The task calls for an exact copy of the records, without any images.

* DATA TO USE:
----------------------------------------
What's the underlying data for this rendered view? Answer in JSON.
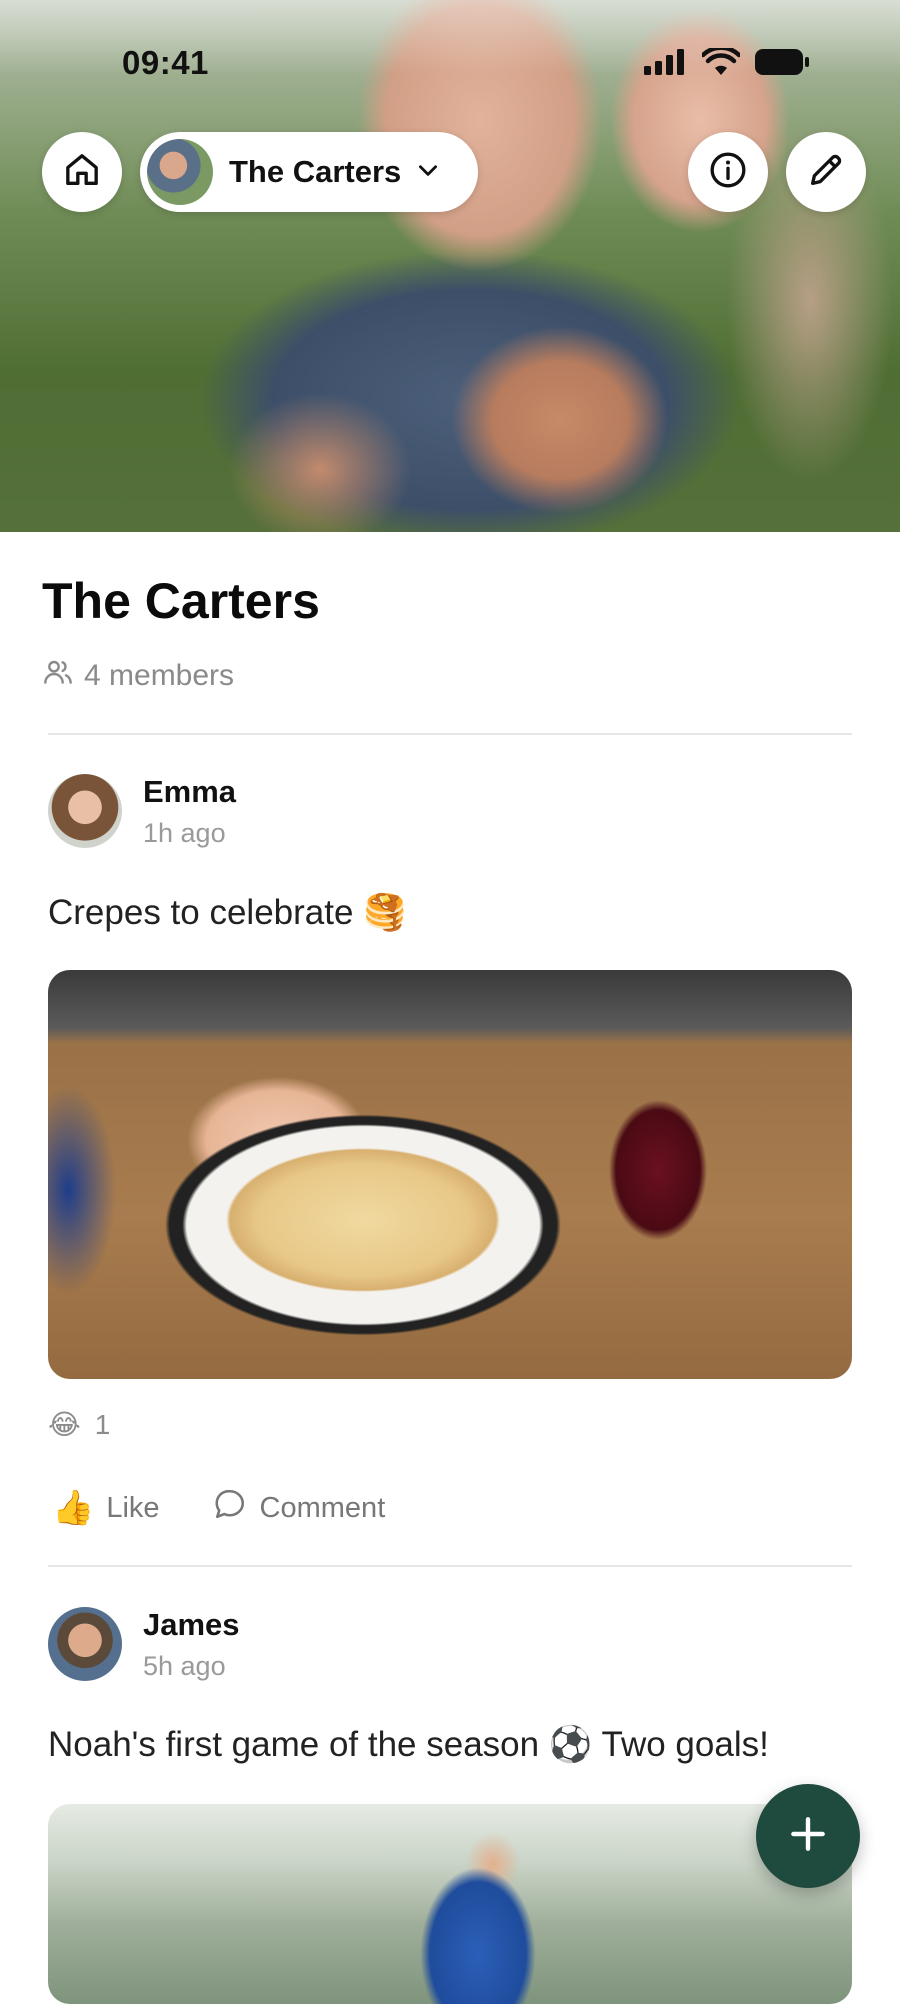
{
  "status_bar": {
    "time": "09:41"
  },
  "header": {
    "group_name": "The Carters"
  },
  "group": {
    "title": "The Carters",
    "members_label": "4 members"
  },
  "posts": [
    {
      "author": "Emma",
      "time": "1h ago",
      "text": "Crepes to celebrate 🥞",
      "reaction": {
        "emoji": "😂",
        "count": "1"
      },
      "actions": {
        "like_emoji": "👍",
        "like_label": "Like",
        "comment_label": "Comment"
      }
    },
    {
      "author": "James",
      "time": "5h ago",
      "text": "Noah's first game of the season ⚽ Two goals!"
    }
  ],
  "colors": {
    "fab": "#1f4a3e",
    "divider": "#e6e6e6",
    "meta_text": "#9a9a9a"
  },
  "icons": [
    "home-icon",
    "chevron-down-icon",
    "info-icon",
    "pencil-icon",
    "members-icon",
    "comment-icon",
    "plus-icon",
    "signal-icon",
    "wifi-icon",
    "battery-icon"
  ]
}
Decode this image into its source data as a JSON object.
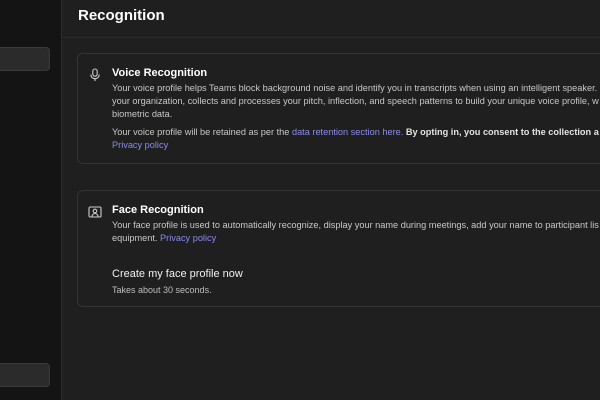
{
  "header": {
    "title": "Recognition"
  },
  "voice": {
    "icon": "microphone-icon",
    "title": "Voice Recognition",
    "line1": "Your voice profile helps Teams block background noise and identify you in transcripts when using an intelligent speaker.",
    "line2": "your organization, collects and processes your pitch, inflection, and speech patterns to build your unique voice profile, w",
    "line3": "biometric data.",
    "retention_prefix": "Your voice profile will be retained as per the",
    "retention_link": "data retention section here.",
    "consent_text": "By opting in, you consent to the collection a",
    "privacy_link": "Privacy policy"
  },
  "face": {
    "icon": "face-id-icon",
    "title": "Face Recognition",
    "line1": "Your face profile is used to automatically recognize, display your name during meetings, add your name to participant lis",
    "line2_prefix": "equipment.",
    "privacy_link": "Privacy policy",
    "cta_title": "Create my face profile now",
    "cta_subtitle": "Takes about 30 seconds."
  },
  "colors": {
    "accent_link": "#8b8cf0",
    "background": "#1f1f1f",
    "sidebar": "#141414"
  }
}
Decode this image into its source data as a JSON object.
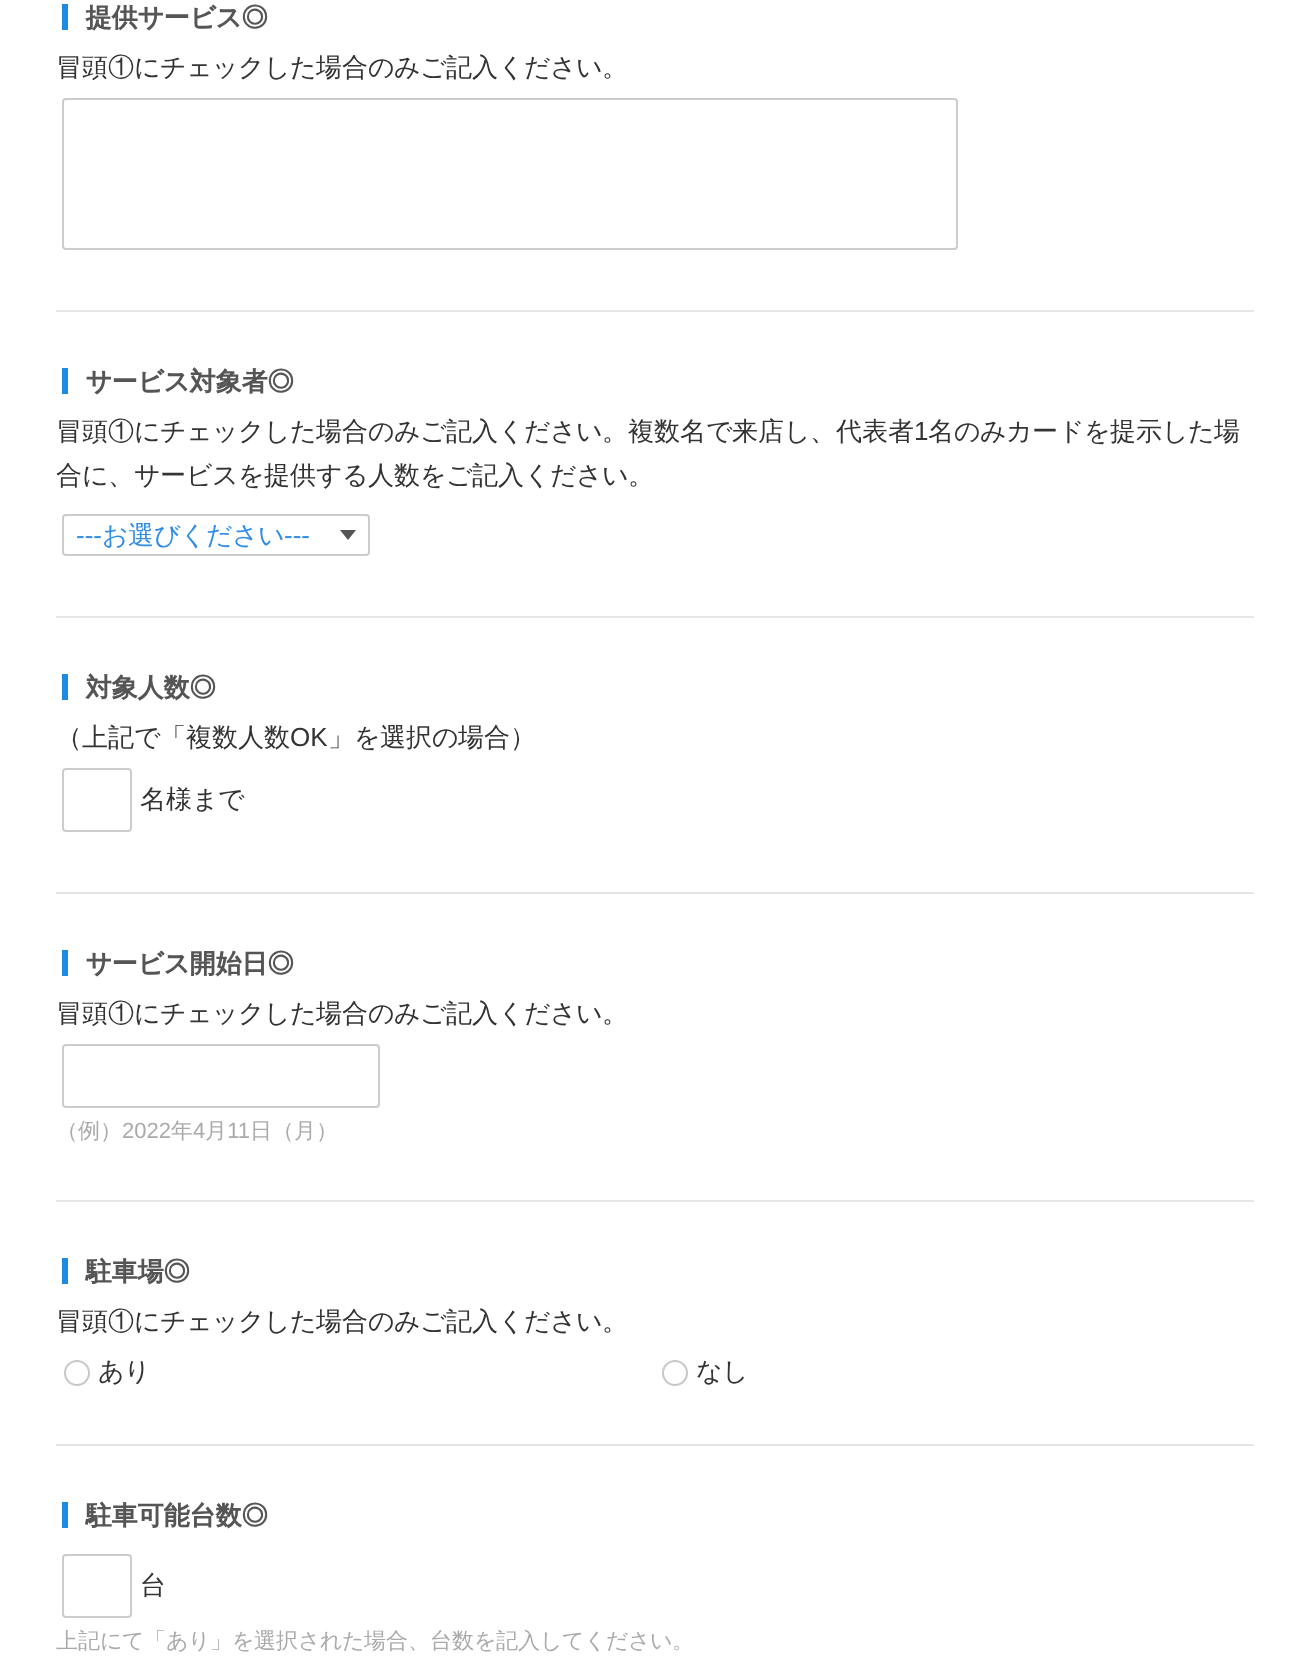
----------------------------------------
* EXPECTED ANSWER:
What's the underlying data for this rendered view? Answer in JSON.
{
  "status_bar": {
    "time": "09:41"
  },
  "header": {
    "group_name": "The Carters"
  },
  "group": {
    "title": "The Carters",
    "members_label": "4 members"
  },
  "posts": [
    {
      "author": "Emma",
      "time": "1h ago",
      "text": "Crepes to celebrate 🥞",
      "reaction": {
        "emoji": "😂",
        "count": "1"
      },
      "actions": {
        "like_emoji": "👍",
        "like_label": "Like",
        "comment_label": "Comment"
      }
    },
    {
      "author": "James",
      "time": "5h ago",
      "text": "Noah's first game of the season ⚽ Two goals!"
    }
  ],
  "colors": {
    "fab": "#1f4a3e",
    "divider": "#e6e6e6",
    "meta_text": "#9a9a9a"
  },
  "icons": [
    "home-icon",
    "chevron-down-icon",
    "info-icon",
    "pencil-icon",
    "members-icon",
    "comment-icon",
    "plus-icon",
    "signal-icon",
    "wifi-icon",
    "battery-icon"
  ]
}
Decode this image into its source data as a JSON object.
{
  "header": {
    "title": "Recognition"
  },
  "voice": {
    "icon": "microphone-icon",
    "title": "Voice Recognition",
    "line1": "Your voice profile helps Teams block background noise and identify you in transcripts when using an intelligent speaker.",
    "line2": "your organization, collects and processes your pitch, inflection, and speech patterns to build your unique voice profile, w",
    "line3": "biometric data.",
    "retention_prefix": "Your voice profile will be retained as per the",
    "retention_link": "data retention section here.",
    "consent_text": "By opting in, you consent to the collection a",
    "privacy_link": "Privacy policy"
  },
  "face": {
    "icon": "face-id-icon",
    "title": "Face Recognition",
    "line1": "Your face profile is used to automatically recognize, display your name during meetings, add your name to participant lis",
    "line2_prefix": "equipment.",
    "privacy_link": "Privacy policy",
    "cta_title": "Create my face profile now",
    "cta_subtitle": "Takes about 30 seconds."
  },
  "colors": {
    "accent_link": "#8b8cf0",
    "background": "#1f1f1f",
    "sidebar": "#141414"
  }
}
Decode this image into its source data as a JSON object.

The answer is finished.